Retail service providers (RSP) delivered the highest recorded average maximum National Broadband Network (NBN) plan speeds during October at over 94 per cent, according to Australia's consumer watchdog.
For the month ending 31 October, RSPs reached between 84.8 per cent and 98.5 per cent of maximum plan speed across all plans during the NBN's busy hours of 7pm to 11pm.
This is according to the Australian Competition and Consumer Commission’s (ACCC) 11th Measuring Broadband Australia (MBA) report, which averaged the maximum busy period speed for all plans at 94.9 per cent.
Meanwhile, for all hours, the average was up slightly higher, at 95.7 per cent, and more than half of monitored services on the NBN, at 53.9 per cent, exceeded their maximum speed.
“Speeds in the October test period were the highest we have seen for all monitored RSPs since the start of the MBA program,” ACCC chair Rod Sims said.
By comparison, RSP performance back in February ranged from averages of 81.7 per cent to 90.8 per cent during all hours, and from 80.0 per cent to 89.9 per cent during busy hours.
Supporting the overall increase in speeds, according to the watchdog, came down to NBN Co’s extra capacity offer, which lasted from March to November and the network builder increasing how it over-provisions the downloads in most speed tiers by about 10 to 15 per cent.
“We had been concerned that consumers haven’t experienced full use of their plan speed even outside busy hours for some time now, so it is good to see the MBA’s transparency measures showcasing the faster broadband speeds available to consumers during these difficult times,” Sims said.
Breaking down the speeds by connection however shows that not everything is equal, with fibre to the node (FTTN) connections reaching a maximum average speed of 89.6 per cent during busy hours and 90.2 per cent during all hours in October.
Meanwhile, fibre to the premises' (FTTP) average max speeds for busy and all hour periods during the month were at 100.4 per cent and 101.3 per cent, respectively.
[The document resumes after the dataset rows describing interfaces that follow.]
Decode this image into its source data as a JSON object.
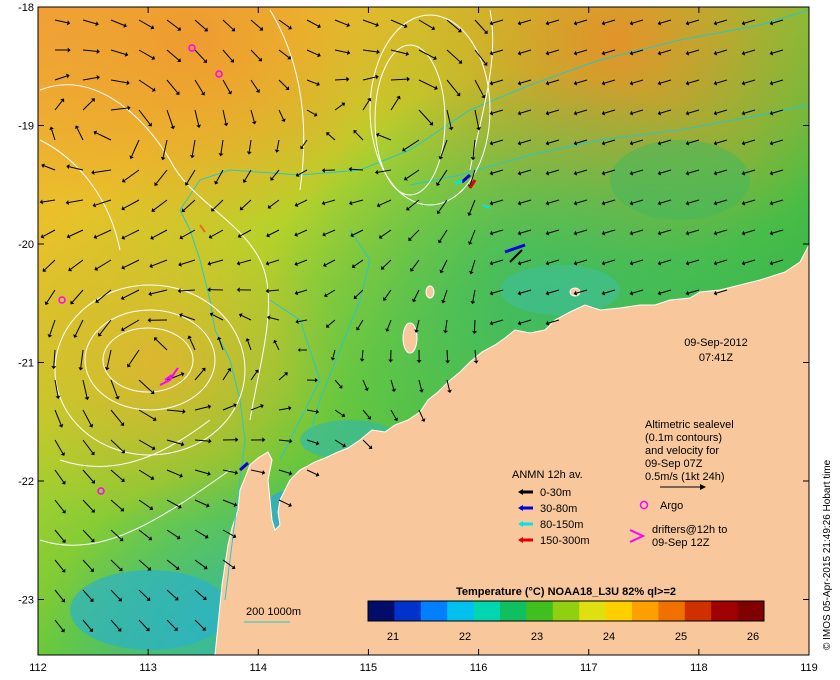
{
  "map": {
    "lon_labels": [
      "112",
      "113",
      "114",
      "115",
      "116",
      "117",
      "118",
      "119"
    ],
    "lat_labels": [
      "-18",
      "-19",
      "-20",
      "-21",
      "-22",
      "-23"
    ],
    "date": "09-Sep-2012",
    "time": "07:41Z",
    "credit": "© IMOS 05-Apr-2015 21:49:26 Hobart time",
    "land_color": "#f8c89c",
    "contour_color": "#ffffff",
    "isobath_color": "#26c7c7"
  },
  "legend_sealevel": {
    "line1": "Altimetric sealevel",
    "line2": "(0.1m contours)",
    "line3": "and velocity for",
    "line4": "09-Sep 07Z",
    "line5": "0.5m/s (1kt 24h)"
  },
  "legend_anmn": {
    "title": "ANMN 12h av.",
    "items": [
      {
        "label": "0-30m",
        "color": "#000000"
      },
      {
        "label": "30-80m",
        "color": "#0000e0"
      },
      {
        "label": "80-150m",
        "color": "#00e6e6"
      },
      {
        "label": "150-300m",
        "color": "#e00000"
      }
    ]
  },
  "legend_argo": {
    "label": "Argo",
    "color": "#ff00ff"
  },
  "legend_drifters": {
    "line1": "drifters@12h to",
    "line2": "09-Sep 12Z",
    "color": "#ff00ff"
  },
  "isobath_label": "200  1000m",
  "colorbar": {
    "title": "Temperature (°C) NOAA18_L3U 82% ql>=2",
    "ticks": [
      "21",
      "22",
      "23",
      "24",
      "25",
      "26"
    ],
    "colors": [
      "#000d6b",
      "#0033cc",
      "#0080ff",
      "#00c0f0",
      "#00d6b0",
      "#10c060",
      "#40c020",
      "#90d010",
      "#e0e010",
      "#ffd000",
      "#ffa000",
      "#f07000",
      "#d03000",
      "#a00000",
      "#800000"
    ]
  }
}
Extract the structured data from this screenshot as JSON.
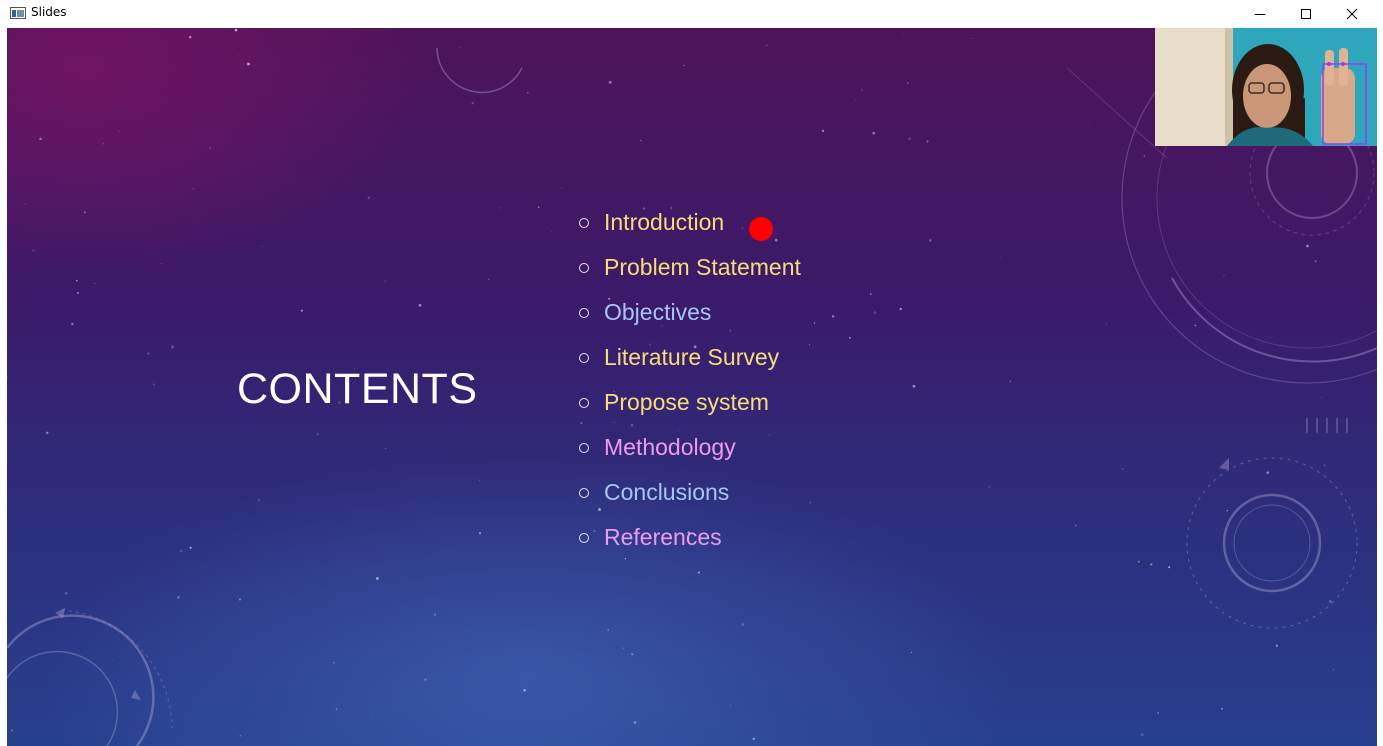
{
  "window": {
    "title": "Slides",
    "icon": "app-window-icon",
    "controls": [
      "minimize-icon",
      "maximize-icon",
      "close-icon"
    ]
  },
  "slide": {
    "title": "CONTENTS",
    "items": [
      {
        "label": "Introduction",
        "color": "#f5de7a"
      },
      {
        "label": "Problem Statement",
        "color": "#f5de7a"
      },
      {
        "label": "Objectives",
        "color": "#a9c6f5"
      },
      {
        "label": "Literature Survey",
        "color": "#f5de7a"
      },
      {
        "label": "Propose system",
        "color": "#f5de7a"
      },
      {
        "label": "Methodology",
        "color": "#ee9cf0"
      },
      {
        "label": "Conclusions",
        "color": "#a9c6f5"
      },
      {
        "label": "References",
        "color": "#ee9cf0"
      }
    ],
    "pointer_color": "#ff0000"
  },
  "colors": {
    "background_top": "#4e1459",
    "background_bottom": "#27408e"
  }
}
Additionally, hybrid fibre coaxial (HFC) connections clocked in at 99.4 per cent and 100.4 per cent and fibre to the curb connections recorded 97.8 per cent and 98.4 per cent.
“Although most consumers have already benefited from increased download speeds, those on FTTN connections are continuing to experience lower than expected speeds. We encourage NBN Co and RSPs to work to resolve this, especially given the additional investment in FTTN services announced by NBN Co in September,” Sims said.
“Good progress has already been made on addressing this issue with the proportion of underperforming services in our sample falling from 13.9 per cent in May 2018 to 8.1 per cent in October 2020," he added.
Additionally, the ACCC highlighted Telstra as showing the greatest improvement in its busy evening speeds with an improvement of 11 per cent, while Superloop made its first appearance in an MBA with a “comparable” result — an average of 93 per cent of maximum plan speed in busy hours.